▸ **What you will do**: Pull from the data below each line where the word "Settings" occurs, and copy it.
┄┄┄┄┄┄┄┄┄┄
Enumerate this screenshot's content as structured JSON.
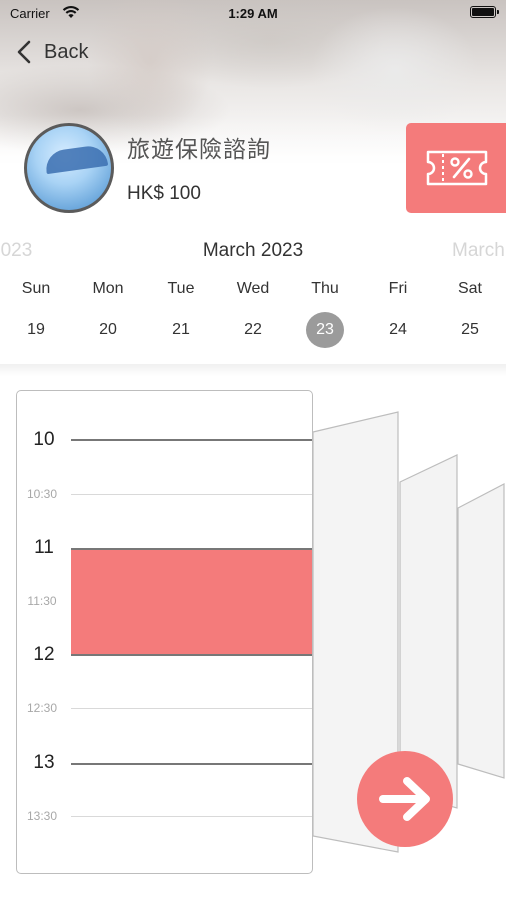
{
  "status_bar": {
    "carrier": "Carrier",
    "time": "1:29 AM"
  },
  "nav": {
    "back_label": "Back"
  },
  "product": {
    "title": "旅遊保險諮詢",
    "price": "HK$ 100",
    "coupon_icon": "coupon-percent-icon"
  },
  "calendar": {
    "prev_month": "2023",
    "current_month": "March 2023",
    "next_month": "March",
    "weekdays": [
      "Sun",
      "Mon",
      "Tue",
      "Wed",
      "Thu",
      "Fri",
      "Sat"
    ],
    "dates": [
      "19",
      "20",
      "21",
      "22",
      "23",
      "24",
      "25"
    ],
    "selected_date": "23"
  },
  "schedule": {
    "slots": [
      {
        "hour": "10",
        "half": "10:30"
      },
      {
        "hour": "11",
        "half": "11:30"
      },
      {
        "hour": "12",
        "half": "12:30"
      },
      {
        "hour": "13",
        "half": "13:30"
      }
    ],
    "booked": {
      "start": "11",
      "end": "12"
    }
  },
  "colors": {
    "accent": "#f47b7b",
    "selected_date": "#9b9b9b",
    "line": "#777777"
  },
  "next_icon": "arrow-right-icon"
}
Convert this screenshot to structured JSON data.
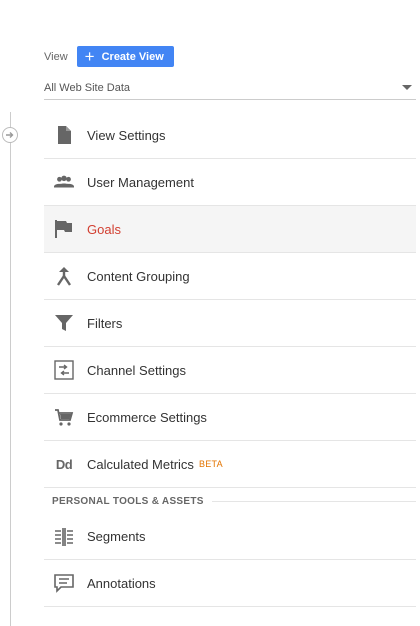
{
  "view": {
    "label": "View",
    "create_button": "Create View",
    "selected": "All Web Site Data"
  },
  "menu": {
    "items": [
      {
        "label": "View Settings",
        "icon": "document-icon"
      },
      {
        "label": "User Management",
        "icon": "people-icon"
      },
      {
        "label": "Goals",
        "icon": "flag-icon",
        "active": true
      },
      {
        "label": "Content Grouping",
        "icon": "merge-icon"
      },
      {
        "label": "Filters",
        "icon": "filter-icon"
      },
      {
        "label": "Channel Settings",
        "icon": "channel-icon"
      },
      {
        "label": "Ecommerce Settings",
        "icon": "cart-icon"
      },
      {
        "label": "Calculated Metrics",
        "icon": "dd-icon",
        "badge": "BETA"
      }
    ],
    "section_title": "PERSONAL TOOLS & ASSETS",
    "personal_items": [
      {
        "label": "Segments",
        "icon": "segments-icon"
      },
      {
        "label": "Annotations",
        "icon": "annotation-icon"
      }
    ]
  },
  "icon_glyphs": {
    "dd": "Dd"
  },
  "colors": {
    "accent": "#4285f4",
    "active_text": "#d23f31",
    "beta": "#e37400",
    "icon": "#666666"
  }
}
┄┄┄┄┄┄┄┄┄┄
▸ **Response for this exercise**:
        "label": "View Settings",
        "label": "Channel Settings",
        "label": "Ecommerce Settings",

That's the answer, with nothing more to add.